* _Task objective_:
Down to the last line, repeat the entries exactly.

(Component data from apps and pages)
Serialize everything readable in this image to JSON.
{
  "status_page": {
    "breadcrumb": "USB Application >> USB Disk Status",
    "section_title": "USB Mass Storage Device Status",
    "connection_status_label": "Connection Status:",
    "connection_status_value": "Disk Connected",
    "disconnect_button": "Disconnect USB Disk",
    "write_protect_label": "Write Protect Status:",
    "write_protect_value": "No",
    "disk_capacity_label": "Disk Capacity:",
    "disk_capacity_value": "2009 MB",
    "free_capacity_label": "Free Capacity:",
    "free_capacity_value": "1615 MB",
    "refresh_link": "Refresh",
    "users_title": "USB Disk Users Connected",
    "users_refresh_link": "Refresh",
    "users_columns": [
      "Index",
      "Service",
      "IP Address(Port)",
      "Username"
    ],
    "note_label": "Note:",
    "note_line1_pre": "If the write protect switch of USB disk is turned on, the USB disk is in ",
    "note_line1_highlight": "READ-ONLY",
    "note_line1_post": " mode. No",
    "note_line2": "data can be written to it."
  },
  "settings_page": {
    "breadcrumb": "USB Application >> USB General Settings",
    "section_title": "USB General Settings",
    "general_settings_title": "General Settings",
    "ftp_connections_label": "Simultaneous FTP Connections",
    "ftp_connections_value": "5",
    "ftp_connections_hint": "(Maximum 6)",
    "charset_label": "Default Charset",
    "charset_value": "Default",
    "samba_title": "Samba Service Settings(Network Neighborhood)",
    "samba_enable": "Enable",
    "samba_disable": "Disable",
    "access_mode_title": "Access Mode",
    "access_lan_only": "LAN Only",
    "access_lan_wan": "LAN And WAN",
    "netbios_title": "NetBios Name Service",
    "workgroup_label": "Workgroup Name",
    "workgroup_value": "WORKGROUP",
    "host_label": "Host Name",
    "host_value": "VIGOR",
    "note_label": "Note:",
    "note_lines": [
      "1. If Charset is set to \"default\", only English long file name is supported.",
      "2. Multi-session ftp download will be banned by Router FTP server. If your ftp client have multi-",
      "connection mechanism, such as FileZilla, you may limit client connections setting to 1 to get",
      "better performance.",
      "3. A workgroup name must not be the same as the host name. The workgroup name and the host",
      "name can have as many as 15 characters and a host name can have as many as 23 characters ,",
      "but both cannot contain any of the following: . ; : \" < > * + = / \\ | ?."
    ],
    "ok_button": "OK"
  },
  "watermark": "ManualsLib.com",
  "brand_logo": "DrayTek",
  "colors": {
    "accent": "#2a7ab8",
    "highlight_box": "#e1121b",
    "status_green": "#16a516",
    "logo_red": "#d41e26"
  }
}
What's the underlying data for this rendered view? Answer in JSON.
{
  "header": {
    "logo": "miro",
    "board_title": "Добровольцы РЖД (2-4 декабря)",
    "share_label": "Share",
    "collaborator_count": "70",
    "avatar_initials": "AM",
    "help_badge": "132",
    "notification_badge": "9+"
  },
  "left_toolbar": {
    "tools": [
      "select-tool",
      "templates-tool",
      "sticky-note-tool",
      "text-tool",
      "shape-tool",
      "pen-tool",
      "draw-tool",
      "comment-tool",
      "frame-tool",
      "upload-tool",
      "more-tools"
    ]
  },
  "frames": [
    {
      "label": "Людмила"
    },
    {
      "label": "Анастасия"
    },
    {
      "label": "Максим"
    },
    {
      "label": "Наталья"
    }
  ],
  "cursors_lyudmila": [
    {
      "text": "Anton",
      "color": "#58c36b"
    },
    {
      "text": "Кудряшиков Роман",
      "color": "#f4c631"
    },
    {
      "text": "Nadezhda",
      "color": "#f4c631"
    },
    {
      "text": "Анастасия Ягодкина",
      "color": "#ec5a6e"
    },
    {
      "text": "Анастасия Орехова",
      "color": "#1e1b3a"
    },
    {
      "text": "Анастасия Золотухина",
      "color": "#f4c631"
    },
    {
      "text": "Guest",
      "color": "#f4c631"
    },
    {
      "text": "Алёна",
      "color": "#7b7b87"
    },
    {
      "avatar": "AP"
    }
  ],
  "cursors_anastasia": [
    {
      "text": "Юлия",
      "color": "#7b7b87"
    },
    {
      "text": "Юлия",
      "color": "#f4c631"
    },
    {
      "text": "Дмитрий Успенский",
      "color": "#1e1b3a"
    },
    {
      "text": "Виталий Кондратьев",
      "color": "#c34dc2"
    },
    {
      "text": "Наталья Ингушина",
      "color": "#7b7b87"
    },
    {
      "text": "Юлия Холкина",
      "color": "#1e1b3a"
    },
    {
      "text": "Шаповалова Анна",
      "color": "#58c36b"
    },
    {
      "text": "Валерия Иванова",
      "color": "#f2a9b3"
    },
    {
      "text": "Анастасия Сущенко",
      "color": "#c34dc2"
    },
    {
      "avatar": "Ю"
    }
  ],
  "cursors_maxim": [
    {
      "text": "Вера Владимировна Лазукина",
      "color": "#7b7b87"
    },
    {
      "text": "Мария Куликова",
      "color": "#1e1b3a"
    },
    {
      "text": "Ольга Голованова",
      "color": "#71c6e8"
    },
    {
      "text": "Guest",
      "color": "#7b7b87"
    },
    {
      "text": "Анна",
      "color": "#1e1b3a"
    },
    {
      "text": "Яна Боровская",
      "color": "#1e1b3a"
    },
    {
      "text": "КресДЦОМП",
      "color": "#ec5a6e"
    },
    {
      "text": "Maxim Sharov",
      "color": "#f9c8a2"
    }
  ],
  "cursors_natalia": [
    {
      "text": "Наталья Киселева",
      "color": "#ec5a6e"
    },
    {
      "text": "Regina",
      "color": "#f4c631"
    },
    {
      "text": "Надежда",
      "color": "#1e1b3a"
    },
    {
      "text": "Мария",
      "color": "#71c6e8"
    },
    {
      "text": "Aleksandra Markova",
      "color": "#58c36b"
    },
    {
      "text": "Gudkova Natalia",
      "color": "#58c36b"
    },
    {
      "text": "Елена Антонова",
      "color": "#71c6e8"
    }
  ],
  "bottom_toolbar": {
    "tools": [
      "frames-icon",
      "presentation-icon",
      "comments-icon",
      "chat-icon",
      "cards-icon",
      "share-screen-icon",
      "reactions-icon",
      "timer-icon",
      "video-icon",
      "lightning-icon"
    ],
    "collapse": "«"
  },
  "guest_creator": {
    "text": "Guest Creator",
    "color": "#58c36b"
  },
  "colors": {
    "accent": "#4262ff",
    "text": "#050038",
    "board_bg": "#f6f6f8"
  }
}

* _Answer below_:
Serialize everything readable in this image to JSON.
{
  "status_page": {
    "breadcrumb": "USB Application >> USB Disk Status",
    "section_title": "USB Mass Storage Device Status",
    "connection_status_label": "Connection Status:",
    "connection_status_value": "Disk Connected",
    "disconnect_button": "Disconnect USB Disk",
    "write_protect_label": "Write Protect Status:",
    "write_protect_value": "No",
    "disk_capacity_label": "Disk Capacity:",
    "disk_capacity_value": "2009 MB",
    "free_capacity_label": "Free Capacity:",
    "free_capacity_value": "1615 MB",
    "refresh_link": "Refresh",
    "users_title": "USB Disk Users Connected",
    "users_refresh_link": "Refresh",
    "users_columns": [
      "Index",
      "Service",
      "IP Address(Port)",
      "Username"
    ],
    "note_label": "Note:",
    "note_line1_pre": "If the write protect switch of USB disk is turned on, the USB disk is in ",
    "note_line1_highlight": "READ-ONLY",
    "note_line1_post": " mode. No",
    "note_line2": "data can be written to it."
  },
  "settings_page": {
    "breadcrumb": "USB Application >> USB General Settings",
    "section_title": "USB General Settings",
    "general_settings_title": "General Settings",
    "ftp_connections_label": "Simultaneous FTP Connections",
    "ftp_connections_value": "5",
    "ftp_connections_hint": "(Maximum 6)",
    "charset_label": "Default Charset",
    "charset_value": "Default",
    "samba_title": "Samba Service Settings(Network Neighborhood)",
    "samba_enable": "Enable",
    "samba_disable": "Disable",
    "access_mode_title": "Access Mode",
    "access_lan_only": "LAN Only",
    "access_lan_wan": "LAN And WAN",
    "netbios_title": "NetBios Name Service",
    "workgroup_label": "Workgroup Name",
    "workgroup_value": "WORKGROUP",
    "host_label": "Host Name",
    "host_value": "VIGOR",
    "note_label": "Note:",
    "note_lines": [
      "1. If Charset is set to \"default\", only English long file name is supported.",
      "2. Multi-session ftp download will be banned by Router FTP server. If your ftp client have multi-",
      "connection mechanism, such as FileZilla, you may limit client connections setting to 1 to get",
      "better performance.",
      "3. A workgroup name must not be the same as the host name. The workgroup name and the host",
      "name can have as many as 15 characters and a host name can have as many as 23 characters ,",
      "but both cannot contain any of the following: . ; : \" < > * + = / \\ | ?."
    ],
    "ok_button": "OK"
  },
  "watermark": "ManualsLib.com",
  "brand_logo": "DrayTek",
  "colors": {
    "accent": "#2a7ab8",
    "highlight_box": "#e1121b",
    "status_green": "#16a516",
    "logo_red": "#d41e26"
  }
}
What's the underlying data for this rendered view? Answer in JSON.
{
  "header": {
    "logo": "miro",
    "board_title": "Добровольцы РЖД (2-4 декабря)",
    "share_label": "Share",
    "collaborator_count": "70",
    "avatar_initials": "AM",
    "help_badge": "132",
    "notification_badge": "9+"
  },
  "left_toolbar": {
    "tools": [
      "select-tool",
      "templates-tool",
      "sticky-note-tool",
      "text-tool",
      "shape-tool",
      "pen-tool",
      "draw-tool",
      "comment-tool",
      "frame-tool",
      "upload-tool",
      "more-tools"
    ]
  },
  "frames": [
    {
      "label": "Людмила"
    },
    {
      "label": "Анастасия"
    },
    {
      "label": "Максим"
    },
    {
      "label": "Наталья"
    }
  ],
  "cursors_lyudmila": [
    {
      "text": "Anton",
      "color": "#58c36b"
    },
    {
      "text": "Кудряшиков Роман",
      "color": "#f4c631"
    },
    {
      "text": "Nadezhda",
      "color": "#f4c631"
    },
    {
      "text": "Анастасия Ягодкина",
      "color": "#ec5a6e"
    },
    {
      "text": "Анастасия Орехова",
      "color": "#1e1b3a"
    },
    {
      "text": "Анастасия Золотухина",
      "color": "#f4c631"
    },
    {
      "text": "Guest",
      "color": "#f4c631"
    },
    {
      "text": "Алёна",
      "color": "#7b7b87"
    },
    {
      "avatar": "AP"
    }
  ],
  "cursors_anastasia": [
    {
      "text": "Юлия",
      "color": "#7b7b87"
    },
    {
      "text": "Юлия",
      "color": "#f4c631"
    },
    {
      "text": "Дмитрий Успенский",
      "color": "#1e1b3a"
    },
    {
      "text": "Виталий Кондратьев",
      "color": "#c34dc2"
    },
    {
      "text": "Наталья Ингушина",
      "color": "#7b7b87"
    },
    {
      "text": "Юлия Холкина",
      "color": "#1e1b3a"
    },
    {
      "text": "Шаповалова Анна",
      "color": "#58c36b"
    },
    {
      "text": "Валерия Иванова",
      "color": "#f2a9b3"
    },
    {
      "text": "Анастасия Сущенко",
      "color": "#c34dc2"
    },
    {
      "avatar": "Ю"
    }
  ],
  "cursors_maxim": [
    {
      "text": "Вера Владимировна Лазукина",
      "color": "#7b7b87"
    },
    {
      "text": "Мария Куликова",
      "color": "#1e1b3a"
    },
    {
      "text": "Ольга Голованова",
      "color": "#71c6e8"
    },
    {
      "text": "Guest",
      "color": "#7b7b87"
    },
    {
      "text": "Анна",
      "color": "#1e1b3a"
    },
    {
      "text": "Яна Боровская",
      "color": "#1e1b3a"
    },
    {
      "text": "КресДЦОМП",
      "color": "#ec5a6e"
    },
    {
      "text": "Maxim Sharov",
      "color": "#f9c8a2"
    }
  ],
  "cursors_natalia": [
    {
      "text": "Наталья Киселева",
      "color": "#ec5a6e"
    },
    {
      "text": "Regina",
      "color": "#f4c631"
    },
    {
      "text": "Надежда",
      "color": "#1e1b3a"
    },
    {
      "text": "Мария",
      "color": "#71c6e8"
    },
    {
      "text": "Aleksandra Markova",
      "color": "#58c36b"
    },
    {
      "text": "Gudkova Natalia",
      "color": "#58c36b"
    },
    {
      "text": "Елена Антонова",
      "color": "#71c6e8"
    }
  ],
  "bottom_toolbar": {
    "tools": [
      "frames-icon",
      "presentation-icon",
      "comments-icon",
      "chat-icon",
      "cards-icon",
      "share-screen-icon",
      "reactions-icon",
      "timer-icon",
      "video-icon",
      "lightning-icon"
    ],
    "collapse": "«"
  },
  "guest_creator": {
    "text": "Guest Creator",
    "color": "#58c36b"
  },
  "colors": {
    "accent": "#4262ff",
    "text": "#050038",
    "board_bg": "#f6f6f8"
  }
}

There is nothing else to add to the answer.